▸ What is expected: Count the lines below that include the word "children" and write that number alone.

[Items from an interface collection]
[Start of Attachment]
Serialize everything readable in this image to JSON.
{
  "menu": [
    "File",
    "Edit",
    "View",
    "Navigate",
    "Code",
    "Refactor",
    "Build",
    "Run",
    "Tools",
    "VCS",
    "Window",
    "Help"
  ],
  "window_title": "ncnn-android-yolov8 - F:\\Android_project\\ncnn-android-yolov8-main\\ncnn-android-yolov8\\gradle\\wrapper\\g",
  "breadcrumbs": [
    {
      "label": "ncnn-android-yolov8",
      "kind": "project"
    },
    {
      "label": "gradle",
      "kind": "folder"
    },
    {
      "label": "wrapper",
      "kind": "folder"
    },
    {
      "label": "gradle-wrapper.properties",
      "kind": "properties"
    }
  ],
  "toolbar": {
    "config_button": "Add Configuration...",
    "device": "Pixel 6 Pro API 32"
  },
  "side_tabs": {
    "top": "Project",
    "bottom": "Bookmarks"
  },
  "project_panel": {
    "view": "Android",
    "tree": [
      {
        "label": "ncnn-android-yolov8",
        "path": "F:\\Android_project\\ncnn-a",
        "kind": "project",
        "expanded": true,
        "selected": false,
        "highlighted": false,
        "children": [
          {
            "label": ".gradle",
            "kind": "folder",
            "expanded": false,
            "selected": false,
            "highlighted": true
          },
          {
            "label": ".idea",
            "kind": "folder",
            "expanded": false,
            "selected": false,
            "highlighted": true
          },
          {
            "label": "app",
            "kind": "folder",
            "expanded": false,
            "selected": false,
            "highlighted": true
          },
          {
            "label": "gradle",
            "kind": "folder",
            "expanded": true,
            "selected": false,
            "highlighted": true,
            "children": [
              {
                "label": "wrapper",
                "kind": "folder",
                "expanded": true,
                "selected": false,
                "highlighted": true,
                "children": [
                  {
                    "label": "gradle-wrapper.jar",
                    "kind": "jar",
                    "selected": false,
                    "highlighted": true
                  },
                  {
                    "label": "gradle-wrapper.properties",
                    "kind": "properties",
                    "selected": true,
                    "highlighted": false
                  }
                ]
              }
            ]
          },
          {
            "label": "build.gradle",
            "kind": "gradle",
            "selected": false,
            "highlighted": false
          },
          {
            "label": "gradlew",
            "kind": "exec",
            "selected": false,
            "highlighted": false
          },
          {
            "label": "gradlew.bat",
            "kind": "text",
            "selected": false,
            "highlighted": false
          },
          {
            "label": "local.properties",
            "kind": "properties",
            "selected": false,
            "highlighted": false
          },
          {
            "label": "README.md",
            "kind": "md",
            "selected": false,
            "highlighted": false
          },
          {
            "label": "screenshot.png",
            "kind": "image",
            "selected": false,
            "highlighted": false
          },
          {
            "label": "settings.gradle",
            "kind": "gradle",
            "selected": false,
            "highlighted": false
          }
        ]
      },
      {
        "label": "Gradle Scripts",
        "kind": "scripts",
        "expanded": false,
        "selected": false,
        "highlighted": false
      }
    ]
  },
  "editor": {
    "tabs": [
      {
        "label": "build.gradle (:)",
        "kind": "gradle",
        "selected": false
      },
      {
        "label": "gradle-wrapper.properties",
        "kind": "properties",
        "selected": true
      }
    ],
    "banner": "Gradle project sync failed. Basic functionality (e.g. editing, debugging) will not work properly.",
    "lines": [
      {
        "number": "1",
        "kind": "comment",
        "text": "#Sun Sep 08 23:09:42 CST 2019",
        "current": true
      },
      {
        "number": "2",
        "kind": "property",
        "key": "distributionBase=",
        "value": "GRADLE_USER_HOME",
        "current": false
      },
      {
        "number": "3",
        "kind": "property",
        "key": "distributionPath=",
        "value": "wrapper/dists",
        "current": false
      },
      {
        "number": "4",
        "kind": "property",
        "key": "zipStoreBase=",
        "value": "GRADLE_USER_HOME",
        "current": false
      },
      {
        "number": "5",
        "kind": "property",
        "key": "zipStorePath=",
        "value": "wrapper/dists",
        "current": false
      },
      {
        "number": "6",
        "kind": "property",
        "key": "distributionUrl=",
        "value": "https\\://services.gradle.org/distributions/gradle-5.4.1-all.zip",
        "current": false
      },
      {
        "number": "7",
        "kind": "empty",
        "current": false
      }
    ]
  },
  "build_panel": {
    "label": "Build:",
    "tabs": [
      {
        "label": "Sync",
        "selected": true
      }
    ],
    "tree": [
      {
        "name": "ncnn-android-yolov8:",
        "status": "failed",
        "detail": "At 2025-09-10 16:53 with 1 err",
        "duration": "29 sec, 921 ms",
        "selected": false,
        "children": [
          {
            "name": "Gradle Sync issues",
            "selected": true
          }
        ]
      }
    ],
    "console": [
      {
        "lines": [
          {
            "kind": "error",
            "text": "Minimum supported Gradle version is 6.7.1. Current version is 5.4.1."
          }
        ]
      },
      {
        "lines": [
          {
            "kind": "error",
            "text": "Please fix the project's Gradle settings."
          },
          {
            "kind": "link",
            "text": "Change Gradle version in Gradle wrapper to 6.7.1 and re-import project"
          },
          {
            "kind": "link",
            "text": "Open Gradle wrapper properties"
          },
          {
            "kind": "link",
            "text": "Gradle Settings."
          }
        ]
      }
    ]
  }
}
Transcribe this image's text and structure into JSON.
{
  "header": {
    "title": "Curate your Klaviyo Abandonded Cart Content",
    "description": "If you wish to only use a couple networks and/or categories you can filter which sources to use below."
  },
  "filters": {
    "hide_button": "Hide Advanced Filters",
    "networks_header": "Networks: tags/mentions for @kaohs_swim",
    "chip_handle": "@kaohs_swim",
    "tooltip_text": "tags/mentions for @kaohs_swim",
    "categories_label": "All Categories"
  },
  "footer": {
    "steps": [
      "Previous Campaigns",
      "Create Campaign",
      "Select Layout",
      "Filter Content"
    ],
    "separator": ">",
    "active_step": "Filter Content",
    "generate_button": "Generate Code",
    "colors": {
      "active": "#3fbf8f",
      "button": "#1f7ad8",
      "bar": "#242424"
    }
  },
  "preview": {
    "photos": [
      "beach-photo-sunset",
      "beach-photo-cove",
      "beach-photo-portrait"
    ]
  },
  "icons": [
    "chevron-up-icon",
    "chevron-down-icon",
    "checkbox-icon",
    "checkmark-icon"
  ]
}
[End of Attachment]
▸ Reply to the exercise: 4